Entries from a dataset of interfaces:
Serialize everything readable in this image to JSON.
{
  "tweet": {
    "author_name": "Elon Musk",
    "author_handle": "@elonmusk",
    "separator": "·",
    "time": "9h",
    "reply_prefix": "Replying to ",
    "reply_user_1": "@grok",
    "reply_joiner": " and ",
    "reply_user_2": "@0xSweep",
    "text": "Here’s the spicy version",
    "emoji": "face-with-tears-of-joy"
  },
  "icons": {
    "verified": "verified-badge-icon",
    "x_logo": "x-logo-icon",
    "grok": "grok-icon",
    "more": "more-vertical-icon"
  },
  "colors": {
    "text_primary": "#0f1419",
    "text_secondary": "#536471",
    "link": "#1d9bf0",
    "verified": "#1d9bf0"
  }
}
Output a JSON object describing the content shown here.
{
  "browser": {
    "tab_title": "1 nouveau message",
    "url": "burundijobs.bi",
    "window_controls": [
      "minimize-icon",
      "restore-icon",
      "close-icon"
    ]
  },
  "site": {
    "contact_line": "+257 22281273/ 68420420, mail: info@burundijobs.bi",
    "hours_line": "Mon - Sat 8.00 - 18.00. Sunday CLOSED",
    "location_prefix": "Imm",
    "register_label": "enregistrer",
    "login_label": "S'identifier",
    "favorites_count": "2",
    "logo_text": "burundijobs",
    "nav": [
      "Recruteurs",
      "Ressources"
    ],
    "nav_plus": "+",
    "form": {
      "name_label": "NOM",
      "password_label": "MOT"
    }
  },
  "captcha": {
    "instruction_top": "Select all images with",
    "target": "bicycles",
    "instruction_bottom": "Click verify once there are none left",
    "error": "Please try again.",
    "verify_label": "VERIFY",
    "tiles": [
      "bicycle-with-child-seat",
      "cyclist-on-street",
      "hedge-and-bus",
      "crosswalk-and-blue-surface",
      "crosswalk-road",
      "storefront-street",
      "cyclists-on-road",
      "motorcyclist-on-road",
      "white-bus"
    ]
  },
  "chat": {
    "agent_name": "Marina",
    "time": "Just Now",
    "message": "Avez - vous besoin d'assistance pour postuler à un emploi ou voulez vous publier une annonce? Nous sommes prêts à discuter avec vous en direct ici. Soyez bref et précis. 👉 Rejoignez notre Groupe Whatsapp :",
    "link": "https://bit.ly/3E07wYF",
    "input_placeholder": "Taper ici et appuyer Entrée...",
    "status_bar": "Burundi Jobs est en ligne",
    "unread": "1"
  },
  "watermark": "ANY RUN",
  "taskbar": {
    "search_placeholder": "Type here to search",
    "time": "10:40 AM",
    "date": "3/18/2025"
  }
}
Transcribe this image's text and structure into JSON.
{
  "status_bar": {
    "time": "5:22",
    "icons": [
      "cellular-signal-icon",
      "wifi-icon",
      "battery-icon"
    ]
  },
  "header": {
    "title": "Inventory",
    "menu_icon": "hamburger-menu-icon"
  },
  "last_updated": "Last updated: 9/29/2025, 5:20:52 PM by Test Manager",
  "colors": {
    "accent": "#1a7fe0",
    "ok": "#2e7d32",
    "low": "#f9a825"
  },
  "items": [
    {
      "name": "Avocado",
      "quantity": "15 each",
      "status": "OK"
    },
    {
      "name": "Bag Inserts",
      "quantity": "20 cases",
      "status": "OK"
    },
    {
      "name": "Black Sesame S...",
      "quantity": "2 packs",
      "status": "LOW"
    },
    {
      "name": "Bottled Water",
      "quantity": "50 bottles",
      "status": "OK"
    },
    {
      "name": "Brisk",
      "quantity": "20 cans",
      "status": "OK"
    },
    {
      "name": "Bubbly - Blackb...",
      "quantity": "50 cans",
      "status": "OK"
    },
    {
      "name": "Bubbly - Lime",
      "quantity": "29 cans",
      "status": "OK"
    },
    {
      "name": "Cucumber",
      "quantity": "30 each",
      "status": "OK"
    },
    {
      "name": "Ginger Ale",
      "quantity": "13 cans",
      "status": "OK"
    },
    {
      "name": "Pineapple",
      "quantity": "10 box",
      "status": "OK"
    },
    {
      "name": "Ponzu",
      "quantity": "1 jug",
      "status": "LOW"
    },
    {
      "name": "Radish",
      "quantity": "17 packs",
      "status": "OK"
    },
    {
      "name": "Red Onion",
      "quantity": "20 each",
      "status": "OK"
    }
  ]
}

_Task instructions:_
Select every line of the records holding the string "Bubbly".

_Answer to this exercise:_
      "name": "Bubbly - Blackb...",
      "name": "Bubbly - Lime",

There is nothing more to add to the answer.